RECORDED DATA:
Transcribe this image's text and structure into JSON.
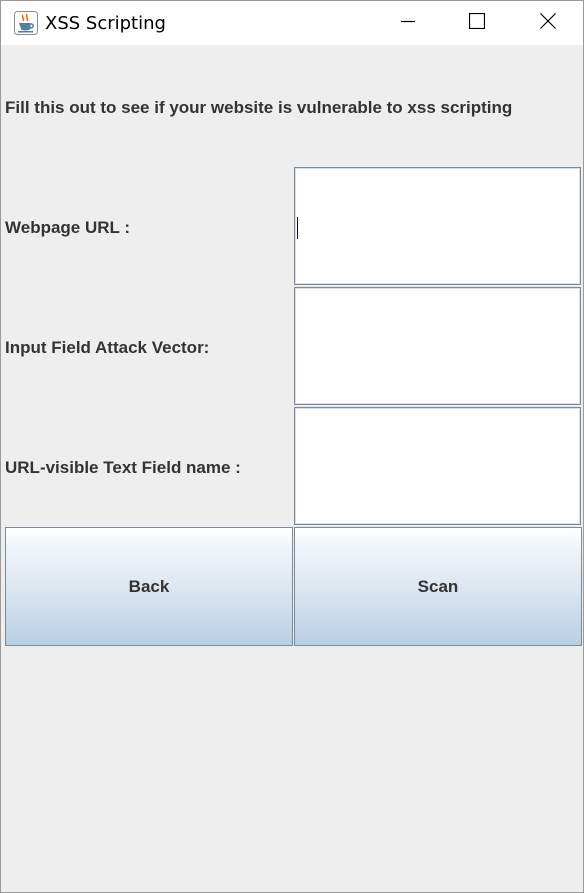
{
  "window": {
    "title": "XSS Scripting",
    "icon": "java-coffee-cup-icon"
  },
  "titlebar_buttons": {
    "minimize": "minimize-icon",
    "maximize": "maximize-icon",
    "close": "close-icon"
  },
  "form": {
    "intro": "Fill this out to see if your website is vulnerable to xss scripting",
    "fields": [
      {
        "label": "Webpage URL :",
        "value": ""
      },
      {
        "label": "Input Field Attack Vector:",
        "value": ""
      },
      {
        "label": "URL-visible Text Field name :",
        "value": ""
      }
    ]
  },
  "buttons": {
    "back": "Back",
    "scan": "Scan"
  },
  "colors": {
    "window_bg": "#eeeeee",
    "titlebar_bg": "#ffffff",
    "label_text": "#333333",
    "button_gradient_top": "#ffffff",
    "button_gradient_bottom": "#b8cfe4",
    "border": "#7a8a99"
  }
}
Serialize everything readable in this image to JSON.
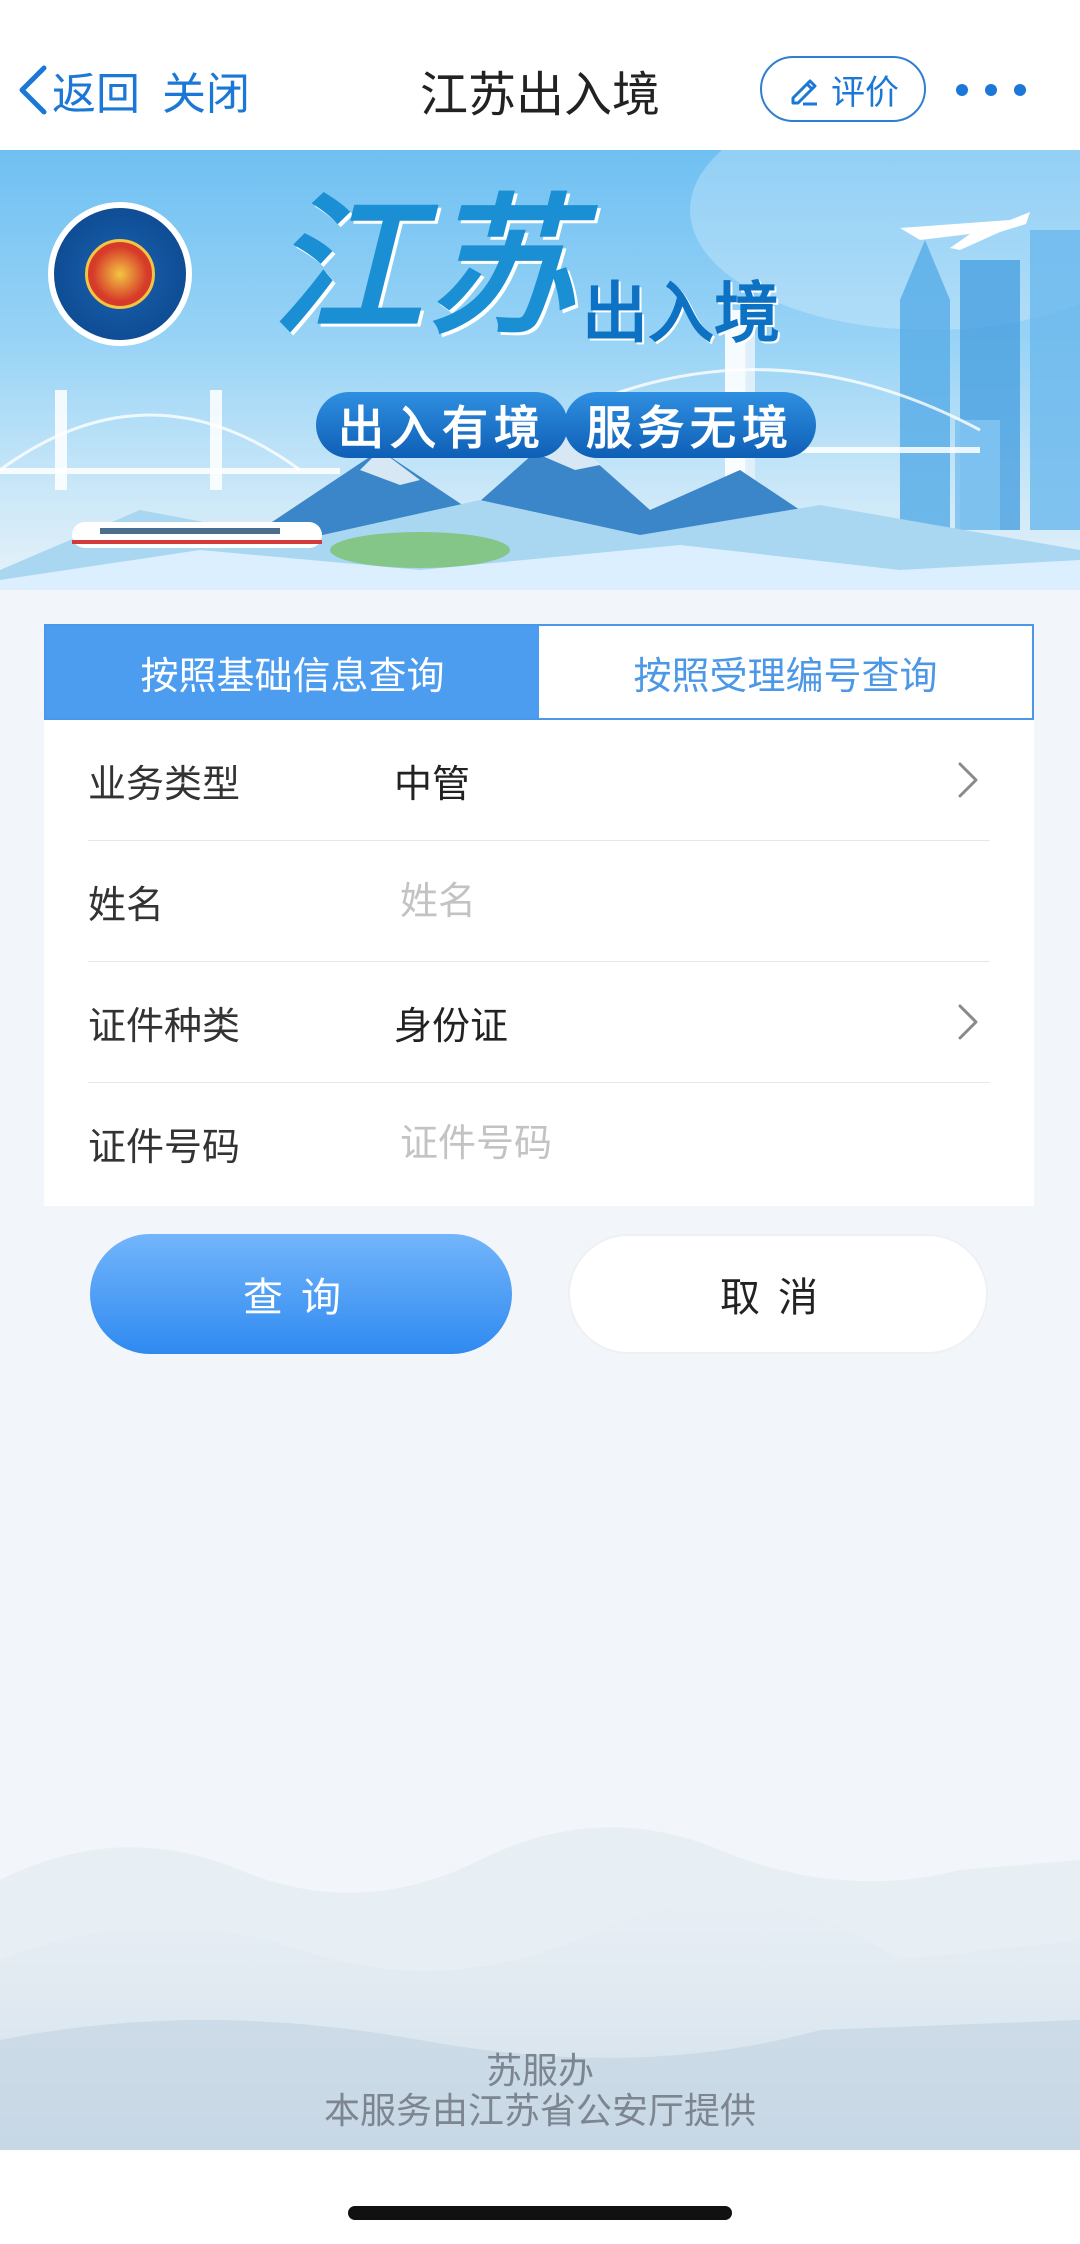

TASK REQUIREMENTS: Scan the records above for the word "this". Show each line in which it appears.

THE ANSWER:
Transcribe this image's text and structure into JSON.
    "intro": "Fill this out to see if your website is vulnerable to xss scripting",
Serialize everything readable in this image to JSON.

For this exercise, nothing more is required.